In New Jersey, residents who want to transport firearms legally must request a permit from a local law enforcement office and produce a letter stating why it is necessary for them to carry a gun. In other words, New Jerseyans have to prove need before exercising what many Americans consider a constitutional right.
Twenty-seven-year-old Brian Aitken is learning that the hard way. Arrested in 2009 when police officers found two handguns locked and unloaded in the trunk of his car, Aitken was just sentenced in August to seven years in prison.
Now, protesters across the state are organizing a push for an appeal for the court’s ruling.
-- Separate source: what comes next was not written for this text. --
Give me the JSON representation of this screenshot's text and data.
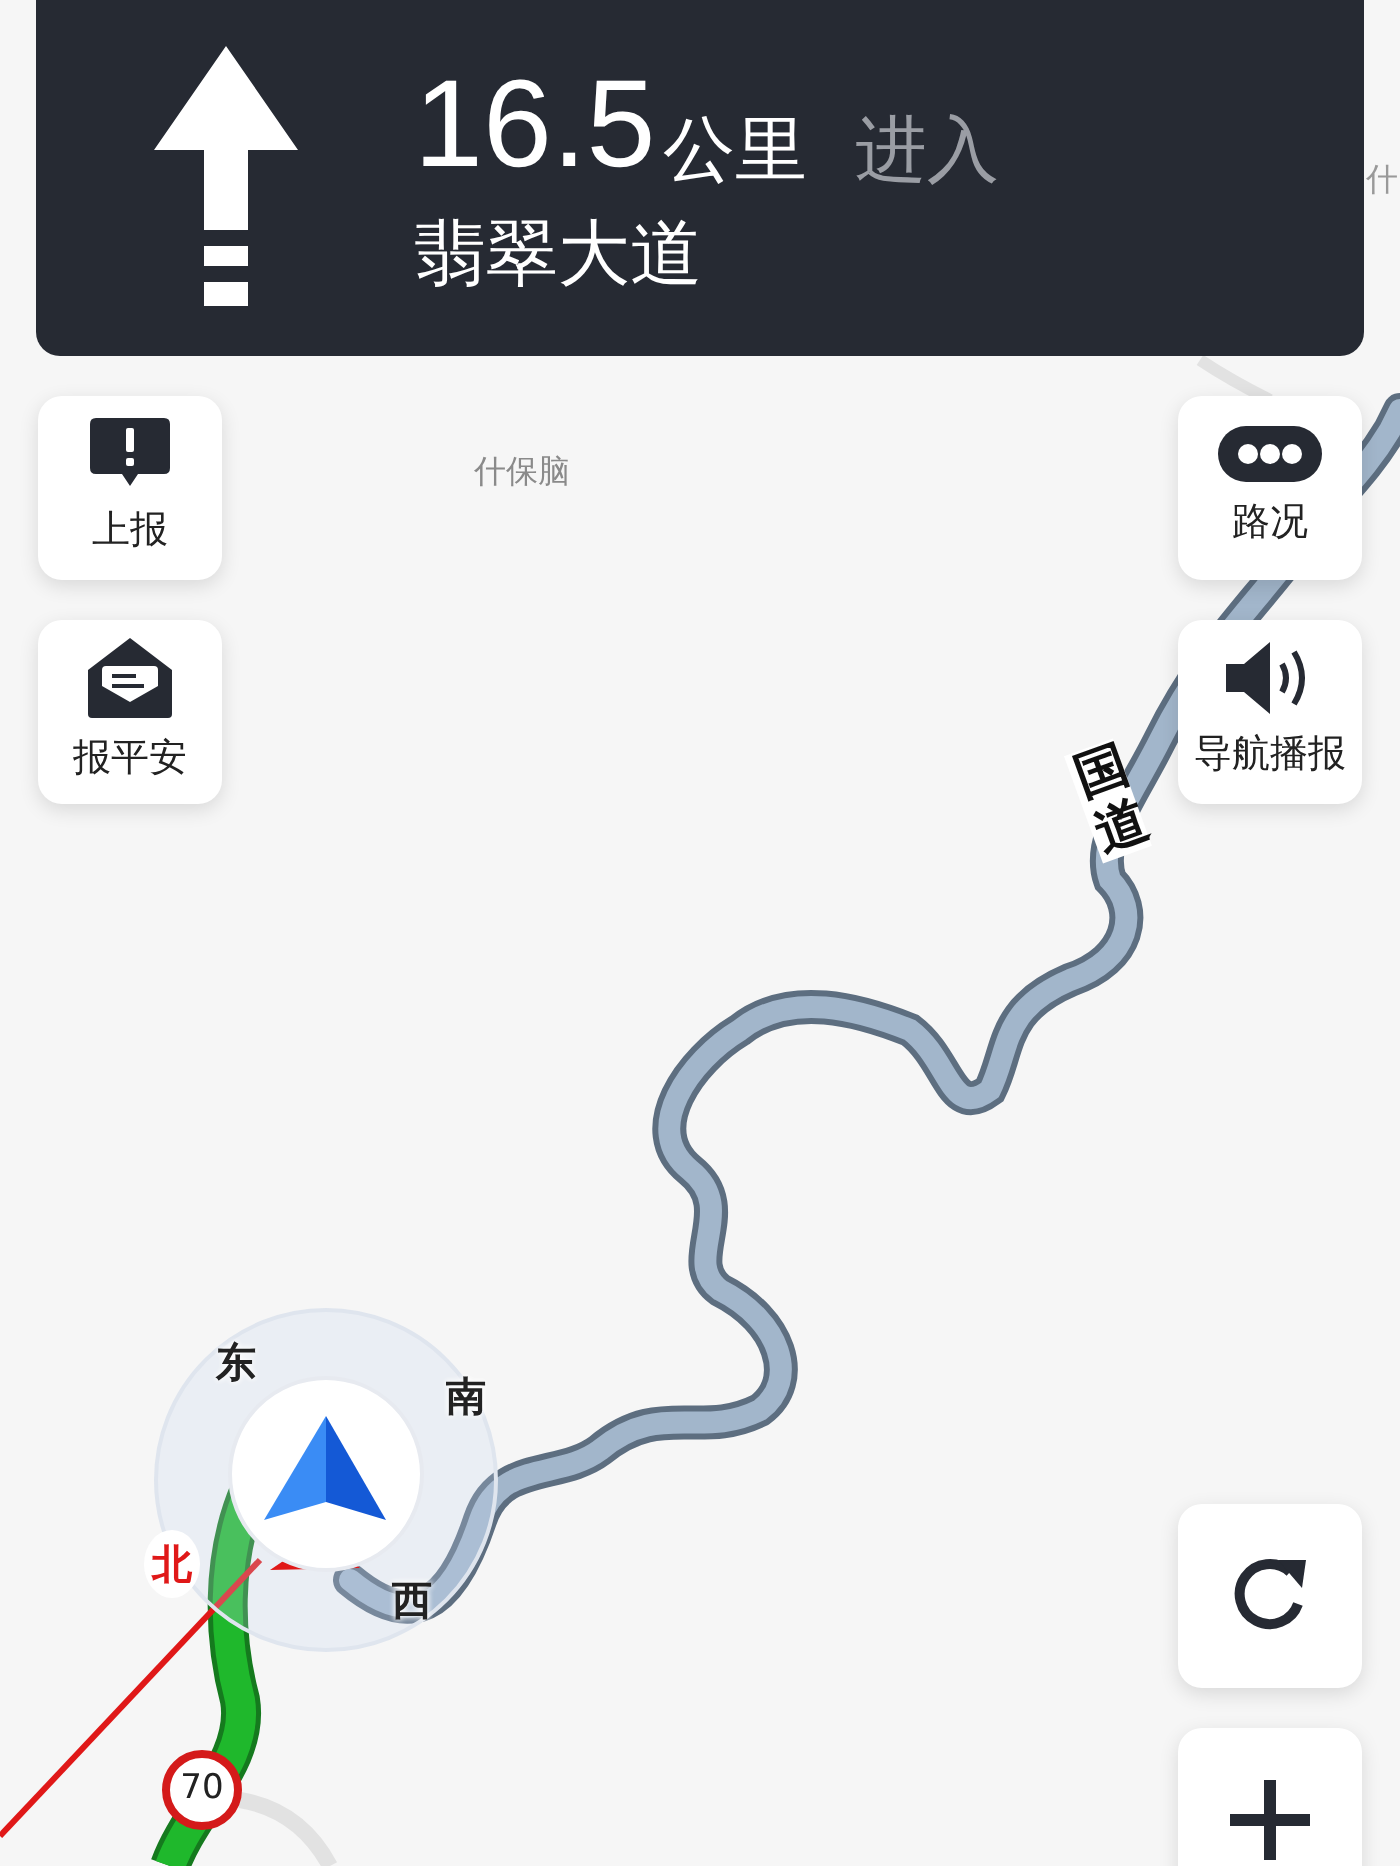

A “Free Brian Aitken” Facebook page has almost 7,000 fans, the website briandaitken.com was built and a rally will be held Dec. 12, in Toms River, N.J. Aitken’s family is asking Chris Christie to grant clemency — gun control just might be the next test conservatives throw at the New Jersey governor.
A pardon from Christie is far from assured, even if he does have fairly established, conservative credentials.
During his 2009 campaign, he told Fox News host Sean Hannity, “Listen, at the end of the day, what I support are common sense laws that will allow people to protect themselves. But I also am very concerned about the safety of our police officers on the streets. Very concerned. And I want to make sure that we don’t have an abundance of guns out there.”
Nothing about Aitken’s past or history suggests he was a threat to the safety of police, or anyone else for that matter. After separating from his wife in 2008, Aitken moved from Colorado to his native home of New Jersey the end of that year, to be closer to his son.
Shortly thereafter, in January 2009, Aitken – according to one account – “became distraught, muttered something to his mother, and left his parents’ home in Mount Laurel, NJ,” after his ex-wife canceled a visit with their son.
At that point, his mother, who is a trained social worker, called the police out of concern. That’s when things went downhill for Aitken. After the police caught up with him, they determined he wasn’t a threat to his or anyone else’s safety, but proceeded to search his car anyway. Upon finding the guns, police pressed weapons charges against Aitken.
His family and supporters are arguing that not only did Aitken obtain the guns legally, but he was also exempted from New Jersey’s guns laws because he was simply moving residences. They also say the judge who tried the case, Justice James Morley, ignored supporting evidence of that.
While New Jersey and Colorado are on opposite ends of the spectrum when it comes to conventional gun laws (all someone needs in Colorado is an FBI background check), the Garden State allows exemptions if a person is moving between residences. During the trial, Aitken’s mother testified her son was moving out. Aitken’s friend testified he was moving in with him in the town of Hoboken.
According to Aitken’s lawyer, Evan Nappen, when the jury requested Morley inform them of the exemption statute, the judge refused to do so.
“I think it’s a travesty for a number of reasons,” Clark Neily, a senior attorney at the Institute for Justice, told The Daily Caller. “I think that New Jersey gun laws, specifically ones about concealed carry are blatantly unconstitutional … no other constitutional right is left up to unfettered discretion of a government official.”
“The second problem,” Neily added, “is that a law-abiding citizen should not have to prove they have some imminent need to exercise their constitutional right.”
Tim Lynch, president of the Cato Institute’s Project on Criminal Justice, agreed. “This is a guy who seemed at every step, was trying to do the right thing,” he told TheDC. “This was an overreaction from arrest to prosecution … seems to be an exercise of extremely poor judgment.”
“When you look at it from the totality … no serious person could think that he’s [Aitken] a criminal, that he was doing anything other than trying to take his lawful possessions and move with them to New Jersey,” Neily said. “What else was he supposed to do with them?”
Both Lynch and Neily said without hesitation that Christie should pardon Aitken. Neily even went so far as to say this single issue could change his entire opinion of Christie – someone he has so far supported.
“If he fails to step in, I will absolutely change my position on him in a heartbeat,” said Neily. “This is the time to put up or shut up. Governor Christie has to decide he’s going to walk the walk on this one.”
“Governors are given this responsibility,” added Lynch, “and this seems to be Exhibit A of a person who is deserving of a pardon. He could really, not only correct an injustice in this case, but he could show other governors how it’s done.”
When contacted by TheDC, a spokesperson for Christie confirmed the governor is aware of the case, and a formal application for pardon had been received. He declined to comment any further.